BRIEF:
Going through the data below, copy out each line where the word "JSON" shows up.

#### EXERCISE MATERIAL ####

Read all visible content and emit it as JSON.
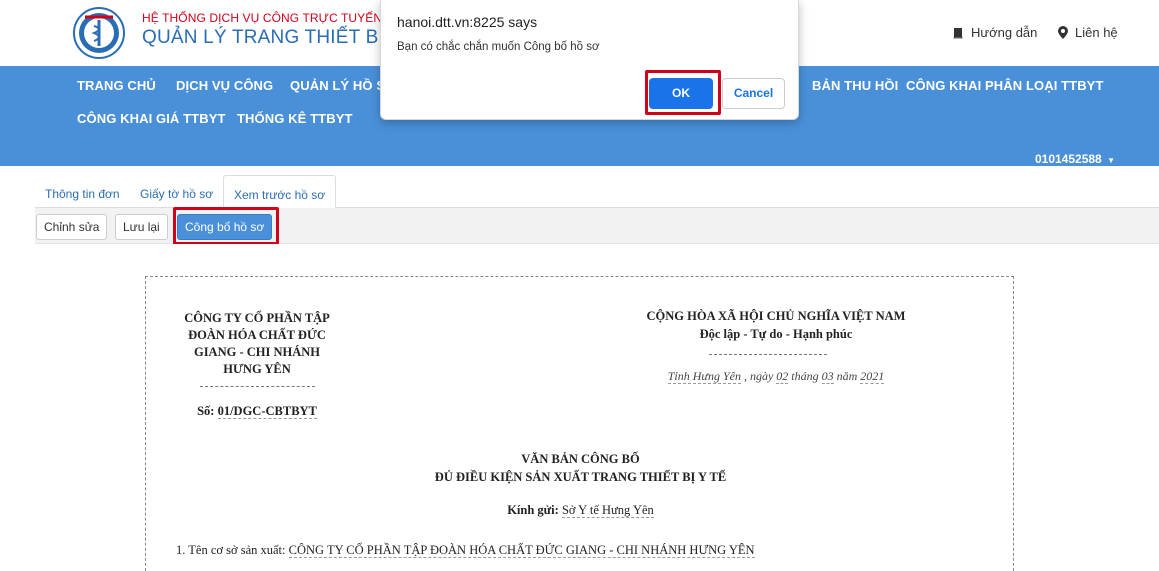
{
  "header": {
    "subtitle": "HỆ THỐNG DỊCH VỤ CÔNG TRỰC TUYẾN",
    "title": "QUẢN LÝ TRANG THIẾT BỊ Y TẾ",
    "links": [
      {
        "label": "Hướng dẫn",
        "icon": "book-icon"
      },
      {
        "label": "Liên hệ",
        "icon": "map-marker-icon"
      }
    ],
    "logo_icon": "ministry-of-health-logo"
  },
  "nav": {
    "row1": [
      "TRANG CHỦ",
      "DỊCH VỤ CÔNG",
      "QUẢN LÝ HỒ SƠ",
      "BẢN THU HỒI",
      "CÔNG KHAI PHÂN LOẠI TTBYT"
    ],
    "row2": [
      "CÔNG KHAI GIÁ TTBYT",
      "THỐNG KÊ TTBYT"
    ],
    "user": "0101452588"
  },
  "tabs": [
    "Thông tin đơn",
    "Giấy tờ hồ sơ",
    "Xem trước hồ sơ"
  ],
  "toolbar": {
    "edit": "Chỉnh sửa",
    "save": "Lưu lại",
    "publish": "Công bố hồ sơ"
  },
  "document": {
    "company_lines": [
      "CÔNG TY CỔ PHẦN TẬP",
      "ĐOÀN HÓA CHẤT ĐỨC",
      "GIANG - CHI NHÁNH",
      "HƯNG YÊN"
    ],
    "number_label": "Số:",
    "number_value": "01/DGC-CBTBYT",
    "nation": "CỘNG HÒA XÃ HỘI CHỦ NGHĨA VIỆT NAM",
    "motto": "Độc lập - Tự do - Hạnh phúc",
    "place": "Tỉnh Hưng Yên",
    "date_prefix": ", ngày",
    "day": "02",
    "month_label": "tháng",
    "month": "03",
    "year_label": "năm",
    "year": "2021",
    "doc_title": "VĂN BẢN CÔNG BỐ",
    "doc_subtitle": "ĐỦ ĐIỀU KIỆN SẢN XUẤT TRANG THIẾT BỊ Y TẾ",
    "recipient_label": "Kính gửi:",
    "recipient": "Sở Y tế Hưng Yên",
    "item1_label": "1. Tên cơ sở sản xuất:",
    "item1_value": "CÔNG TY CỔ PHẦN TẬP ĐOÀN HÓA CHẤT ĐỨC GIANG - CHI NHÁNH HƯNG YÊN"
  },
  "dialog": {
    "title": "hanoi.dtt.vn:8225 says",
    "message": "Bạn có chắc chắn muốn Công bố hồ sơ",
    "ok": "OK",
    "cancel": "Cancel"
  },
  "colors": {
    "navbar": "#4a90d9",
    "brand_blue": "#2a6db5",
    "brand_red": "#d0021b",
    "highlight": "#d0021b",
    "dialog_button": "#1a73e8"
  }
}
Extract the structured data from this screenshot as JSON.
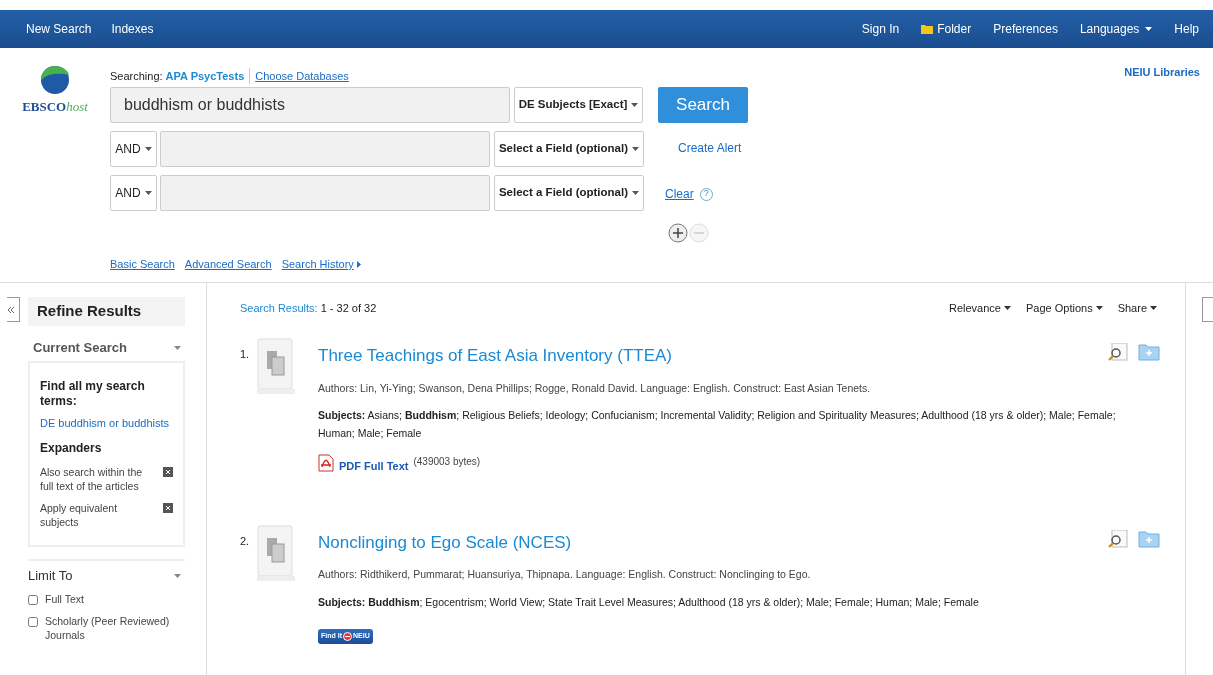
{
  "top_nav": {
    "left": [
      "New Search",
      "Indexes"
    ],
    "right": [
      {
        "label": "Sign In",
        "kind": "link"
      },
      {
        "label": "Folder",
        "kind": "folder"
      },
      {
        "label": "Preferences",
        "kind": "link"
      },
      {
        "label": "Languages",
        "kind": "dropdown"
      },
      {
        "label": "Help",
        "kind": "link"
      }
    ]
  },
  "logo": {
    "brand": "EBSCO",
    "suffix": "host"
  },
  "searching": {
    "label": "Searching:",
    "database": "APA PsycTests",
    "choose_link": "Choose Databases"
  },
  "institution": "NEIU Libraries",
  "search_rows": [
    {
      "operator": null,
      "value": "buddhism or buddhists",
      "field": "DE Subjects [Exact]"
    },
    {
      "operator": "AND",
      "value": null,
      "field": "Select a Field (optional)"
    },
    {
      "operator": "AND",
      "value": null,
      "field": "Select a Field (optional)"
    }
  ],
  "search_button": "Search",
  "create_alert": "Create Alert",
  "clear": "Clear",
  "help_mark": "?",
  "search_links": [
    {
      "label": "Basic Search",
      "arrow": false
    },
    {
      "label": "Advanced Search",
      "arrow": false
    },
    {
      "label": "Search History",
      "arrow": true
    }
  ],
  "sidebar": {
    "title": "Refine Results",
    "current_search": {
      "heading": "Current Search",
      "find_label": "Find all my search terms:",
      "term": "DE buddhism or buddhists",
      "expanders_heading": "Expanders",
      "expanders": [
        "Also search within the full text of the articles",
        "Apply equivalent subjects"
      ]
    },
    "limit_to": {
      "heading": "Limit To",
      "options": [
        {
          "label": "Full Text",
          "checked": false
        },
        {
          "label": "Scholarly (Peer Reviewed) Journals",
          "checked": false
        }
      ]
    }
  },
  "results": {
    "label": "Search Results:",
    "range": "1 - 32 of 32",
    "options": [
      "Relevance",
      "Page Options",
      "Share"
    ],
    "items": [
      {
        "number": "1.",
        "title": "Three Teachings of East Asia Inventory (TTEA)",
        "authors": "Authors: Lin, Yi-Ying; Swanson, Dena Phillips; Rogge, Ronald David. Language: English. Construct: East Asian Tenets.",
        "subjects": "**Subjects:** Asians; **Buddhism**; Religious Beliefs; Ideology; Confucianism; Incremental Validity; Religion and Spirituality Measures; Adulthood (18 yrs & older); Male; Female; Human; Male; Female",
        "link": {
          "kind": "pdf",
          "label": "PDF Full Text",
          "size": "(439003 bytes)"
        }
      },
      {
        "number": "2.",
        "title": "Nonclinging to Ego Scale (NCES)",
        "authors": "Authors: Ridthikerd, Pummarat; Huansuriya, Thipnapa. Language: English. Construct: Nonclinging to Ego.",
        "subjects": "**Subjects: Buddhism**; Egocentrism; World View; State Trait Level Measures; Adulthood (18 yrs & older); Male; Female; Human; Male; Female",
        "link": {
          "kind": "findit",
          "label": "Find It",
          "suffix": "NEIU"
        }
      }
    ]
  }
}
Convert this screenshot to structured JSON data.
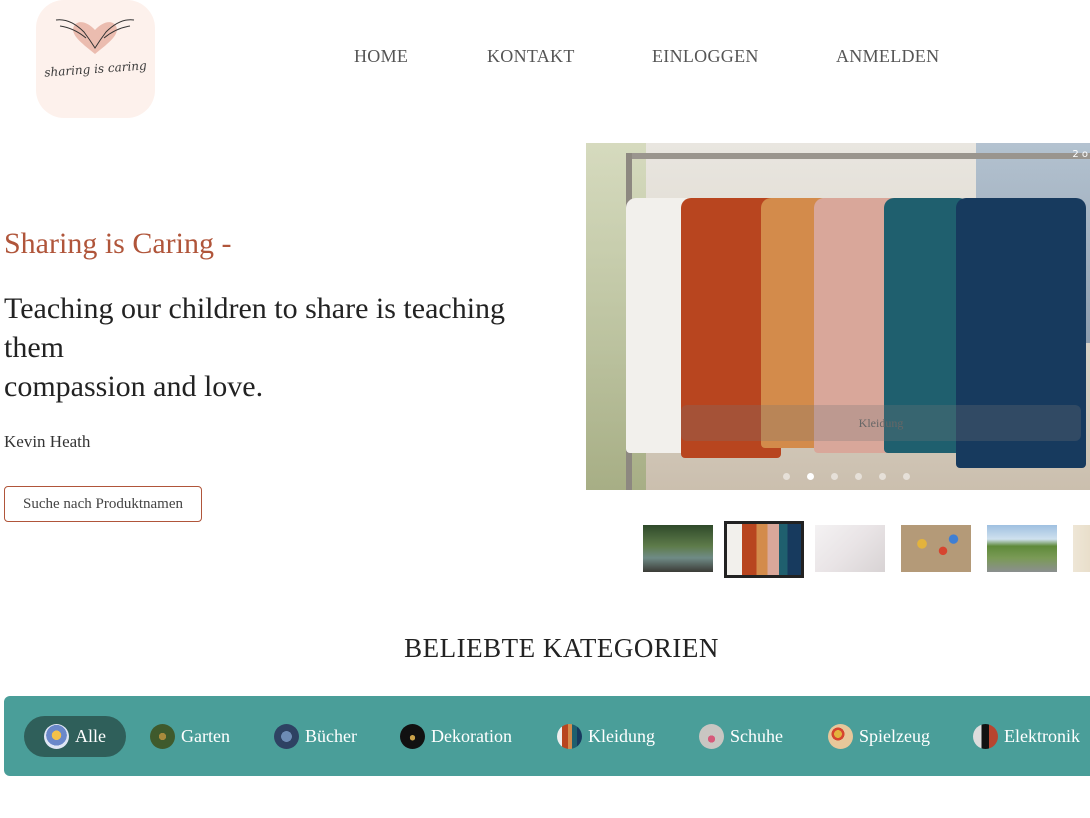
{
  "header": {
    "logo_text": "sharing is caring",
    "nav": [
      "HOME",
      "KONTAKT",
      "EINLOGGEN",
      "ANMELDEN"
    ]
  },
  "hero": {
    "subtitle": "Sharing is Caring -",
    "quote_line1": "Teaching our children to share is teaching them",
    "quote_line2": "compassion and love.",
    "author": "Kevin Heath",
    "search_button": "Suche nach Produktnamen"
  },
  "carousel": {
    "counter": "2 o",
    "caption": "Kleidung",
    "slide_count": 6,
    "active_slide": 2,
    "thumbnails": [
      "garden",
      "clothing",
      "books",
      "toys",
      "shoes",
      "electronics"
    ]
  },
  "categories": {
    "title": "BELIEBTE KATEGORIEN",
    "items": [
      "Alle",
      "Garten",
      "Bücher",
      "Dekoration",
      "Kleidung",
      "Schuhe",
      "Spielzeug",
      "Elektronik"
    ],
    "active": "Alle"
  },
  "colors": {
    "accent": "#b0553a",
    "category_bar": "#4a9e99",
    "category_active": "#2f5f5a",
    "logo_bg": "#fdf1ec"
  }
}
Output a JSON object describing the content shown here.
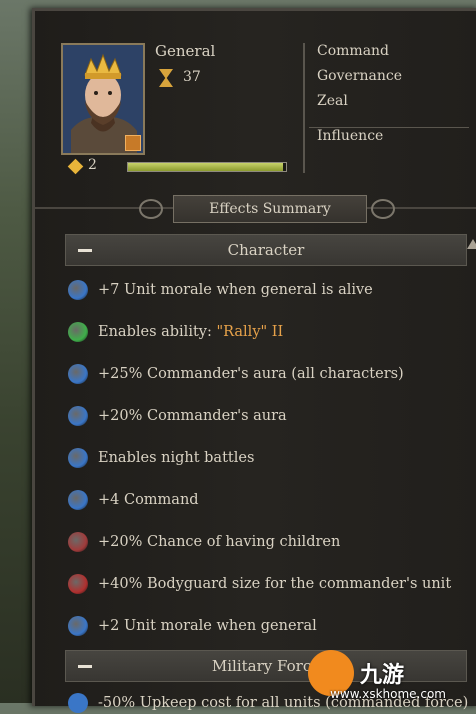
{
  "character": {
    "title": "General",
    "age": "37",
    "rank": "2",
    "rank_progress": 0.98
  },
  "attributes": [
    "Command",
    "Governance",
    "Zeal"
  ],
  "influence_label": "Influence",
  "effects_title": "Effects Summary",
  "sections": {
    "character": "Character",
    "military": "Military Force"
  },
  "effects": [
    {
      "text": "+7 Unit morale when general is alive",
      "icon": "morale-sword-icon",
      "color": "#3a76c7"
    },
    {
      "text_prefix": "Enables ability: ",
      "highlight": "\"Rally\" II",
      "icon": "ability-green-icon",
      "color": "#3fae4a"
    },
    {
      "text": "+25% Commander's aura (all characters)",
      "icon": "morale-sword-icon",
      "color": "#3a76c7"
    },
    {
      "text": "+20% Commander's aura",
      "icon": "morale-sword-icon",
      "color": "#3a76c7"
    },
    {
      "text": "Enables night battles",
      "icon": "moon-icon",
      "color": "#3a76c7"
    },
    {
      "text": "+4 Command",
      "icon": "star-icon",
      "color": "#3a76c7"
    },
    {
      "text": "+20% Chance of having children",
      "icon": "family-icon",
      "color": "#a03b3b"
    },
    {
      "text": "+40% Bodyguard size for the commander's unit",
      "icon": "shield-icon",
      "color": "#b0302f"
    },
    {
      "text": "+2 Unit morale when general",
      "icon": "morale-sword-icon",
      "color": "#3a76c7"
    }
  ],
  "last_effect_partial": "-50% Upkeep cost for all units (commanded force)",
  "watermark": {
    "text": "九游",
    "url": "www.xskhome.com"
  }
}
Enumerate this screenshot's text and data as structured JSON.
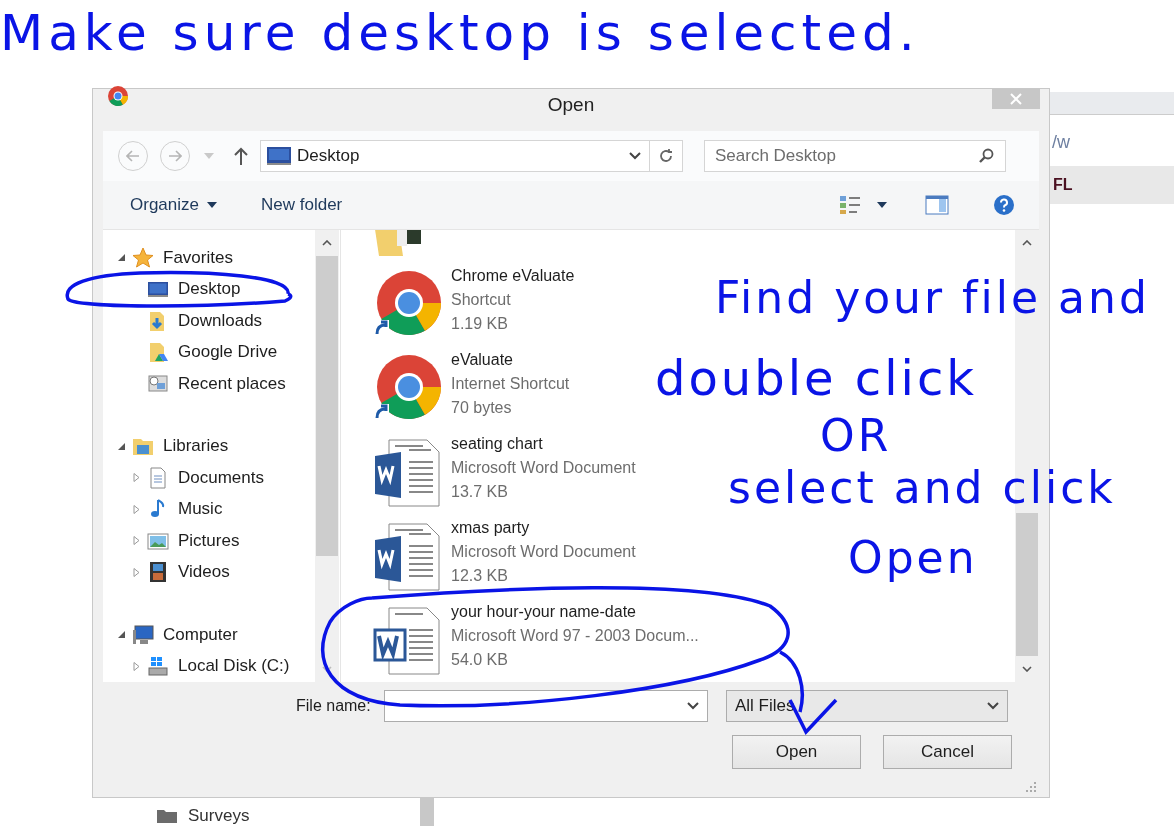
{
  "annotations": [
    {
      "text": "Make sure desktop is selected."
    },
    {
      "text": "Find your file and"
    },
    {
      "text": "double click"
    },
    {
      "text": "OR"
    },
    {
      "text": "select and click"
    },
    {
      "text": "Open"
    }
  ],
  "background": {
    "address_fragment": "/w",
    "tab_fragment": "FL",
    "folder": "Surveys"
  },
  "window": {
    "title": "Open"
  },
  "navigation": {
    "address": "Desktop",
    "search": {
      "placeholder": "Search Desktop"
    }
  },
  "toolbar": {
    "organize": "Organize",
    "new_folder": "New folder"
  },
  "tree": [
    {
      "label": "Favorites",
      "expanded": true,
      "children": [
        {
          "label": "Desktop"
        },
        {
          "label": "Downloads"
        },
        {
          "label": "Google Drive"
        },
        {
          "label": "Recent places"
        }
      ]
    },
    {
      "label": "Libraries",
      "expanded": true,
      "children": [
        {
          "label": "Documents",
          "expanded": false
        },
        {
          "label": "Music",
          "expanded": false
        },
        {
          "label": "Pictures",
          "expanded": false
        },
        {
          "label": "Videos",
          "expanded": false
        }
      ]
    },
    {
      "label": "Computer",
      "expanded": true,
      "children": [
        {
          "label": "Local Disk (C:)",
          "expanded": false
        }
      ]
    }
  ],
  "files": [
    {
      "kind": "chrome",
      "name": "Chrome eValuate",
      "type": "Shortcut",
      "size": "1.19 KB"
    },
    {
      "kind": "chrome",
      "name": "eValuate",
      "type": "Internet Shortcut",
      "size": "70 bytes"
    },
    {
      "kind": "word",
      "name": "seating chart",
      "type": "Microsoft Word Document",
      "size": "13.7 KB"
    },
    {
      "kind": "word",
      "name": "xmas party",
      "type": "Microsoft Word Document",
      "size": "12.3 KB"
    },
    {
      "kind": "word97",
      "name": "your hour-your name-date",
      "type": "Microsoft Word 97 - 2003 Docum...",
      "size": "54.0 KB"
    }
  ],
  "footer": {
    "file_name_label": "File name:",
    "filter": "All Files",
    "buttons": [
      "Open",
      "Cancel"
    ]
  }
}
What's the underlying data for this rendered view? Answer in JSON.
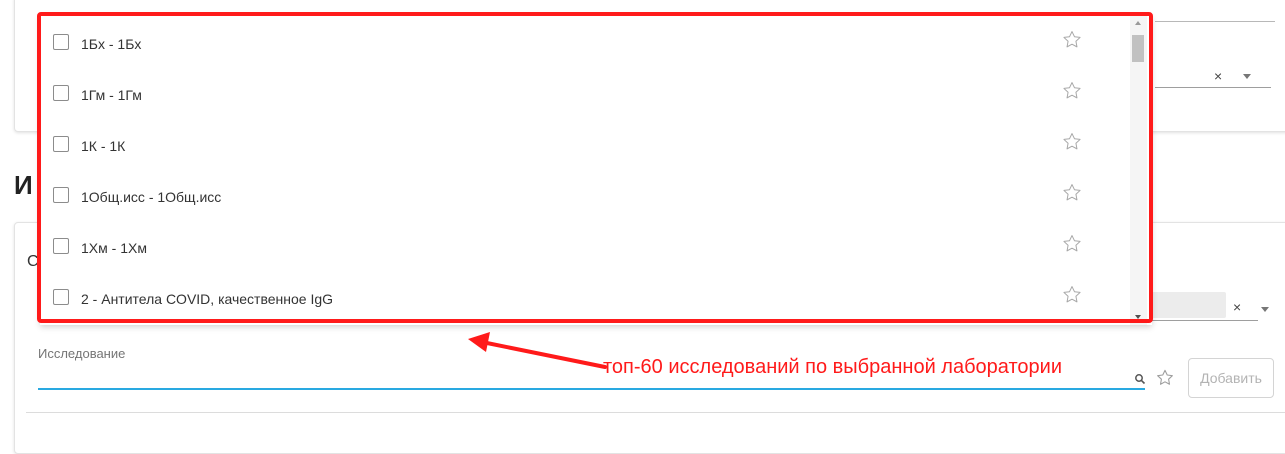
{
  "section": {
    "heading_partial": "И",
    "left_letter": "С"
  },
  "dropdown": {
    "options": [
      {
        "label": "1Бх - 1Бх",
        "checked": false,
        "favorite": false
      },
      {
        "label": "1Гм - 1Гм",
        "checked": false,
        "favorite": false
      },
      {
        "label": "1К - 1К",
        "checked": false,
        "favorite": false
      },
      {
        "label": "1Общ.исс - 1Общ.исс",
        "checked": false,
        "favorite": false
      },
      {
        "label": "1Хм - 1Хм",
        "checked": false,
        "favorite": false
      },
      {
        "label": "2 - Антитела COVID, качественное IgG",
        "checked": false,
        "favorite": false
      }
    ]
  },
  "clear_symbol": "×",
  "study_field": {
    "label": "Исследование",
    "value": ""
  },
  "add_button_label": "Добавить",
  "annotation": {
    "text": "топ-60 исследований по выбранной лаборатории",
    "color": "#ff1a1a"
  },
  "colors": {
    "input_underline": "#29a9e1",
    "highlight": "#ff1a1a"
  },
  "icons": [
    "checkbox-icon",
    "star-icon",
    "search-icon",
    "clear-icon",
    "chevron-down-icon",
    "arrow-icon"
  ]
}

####

REPLY TO THE EXERCISE:
Read all visible content and emit it as JSON.
Extract the structured data from this screenshot as JSON.
Convert this screenshot to structured JSON data.
Output a JSON object describing the content shown here.
Enumerate this screenshot's text and data as structured JSON.
What's the underlying data for this rendered view? Answer in JSON.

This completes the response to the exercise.